## Interface dataset entries
****
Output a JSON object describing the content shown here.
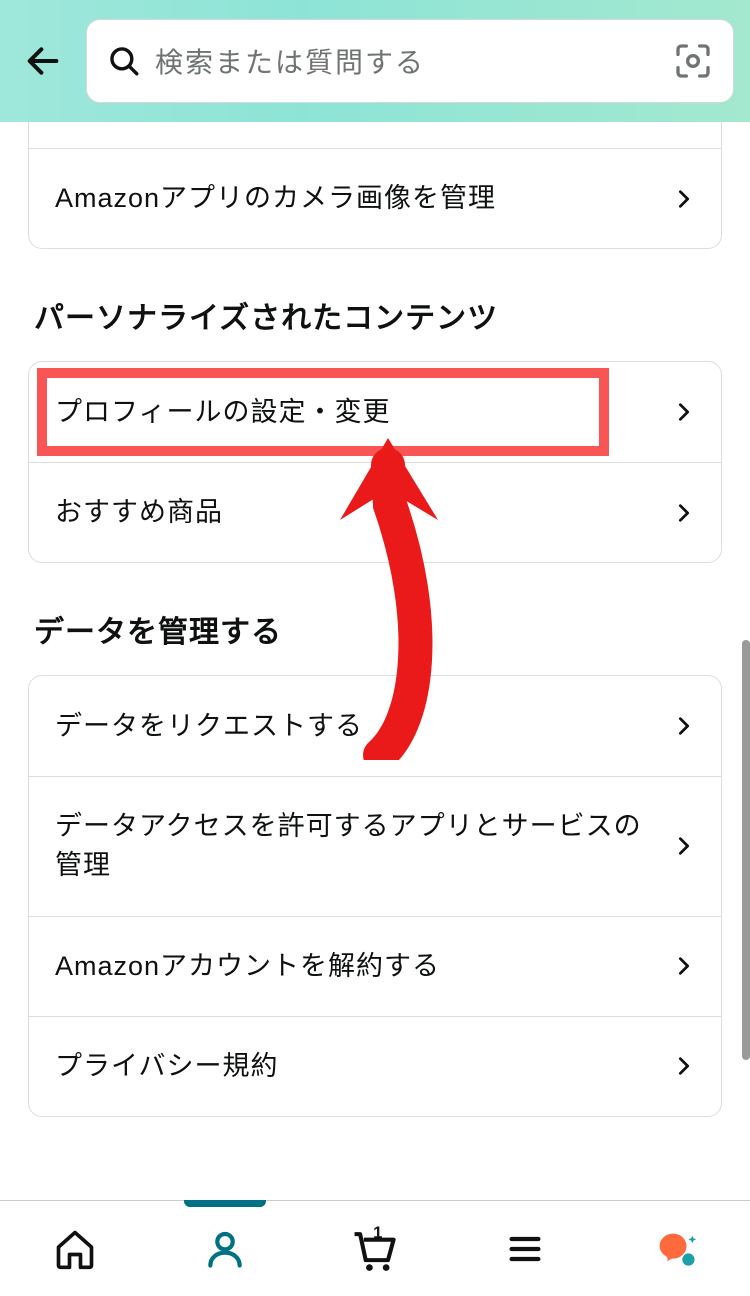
{
  "header": {
    "search_placeholder": "検索または質問する"
  },
  "partial_group": {
    "items": [
      {
        "label": ""
      },
      {
        "label": "Amazonアプリのカメラ画像を管理"
      }
    ]
  },
  "section1": {
    "title": "パーソナライズされたコンテンツ",
    "items": [
      {
        "label": "プロフィールの設定・変更",
        "highlighted": true
      },
      {
        "label": "おすすめ商品"
      }
    ]
  },
  "section2": {
    "title": "データを管理する",
    "items": [
      {
        "label": "データをリクエストする"
      },
      {
        "label": "データアクセスを許可するアプリとサービスの管理"
      },
      {
        "label": "Amazonアカウントを解約する"
      },
      {
        "label": "プライバシー規約"
      }
    ]
  },
  "nav": {
    "cart_count": "1"
  }
}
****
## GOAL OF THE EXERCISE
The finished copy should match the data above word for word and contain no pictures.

## ANSWER BELOW
Output a JSON object describing the content shown here.
{
  "header": {
    "search_placeholder": "検索または質問する"
  },
  "partial_group": {
    "items": [
      {
        "label": ""
      },
      {
        "label": "Amazonアプリのカメラ画像を管理"
      }
    ]
  },
  "section1": {
    "title": "パーソナライズされたコンテンツ",
    "items": [
      {
        "label": "プロフィールの設定・変更",
        "highlighted": true
      },
      {
        "label": "おすすめ商品"
      }
    ]
  },
  "section2": {
    "title": "データを管理する",
    "items": [
      {
        "label": "データをリクエストする"
      },
      {
        "label": "データアクセスを許可するアプリとサービスの管理"
      },
      {
        "label": "Amazonアカウントを解約する"
      },
      {
        "label": "プライバシー規約"
      }
    ]
  },
  "nav": {
    "cart_count": "1"
  }
}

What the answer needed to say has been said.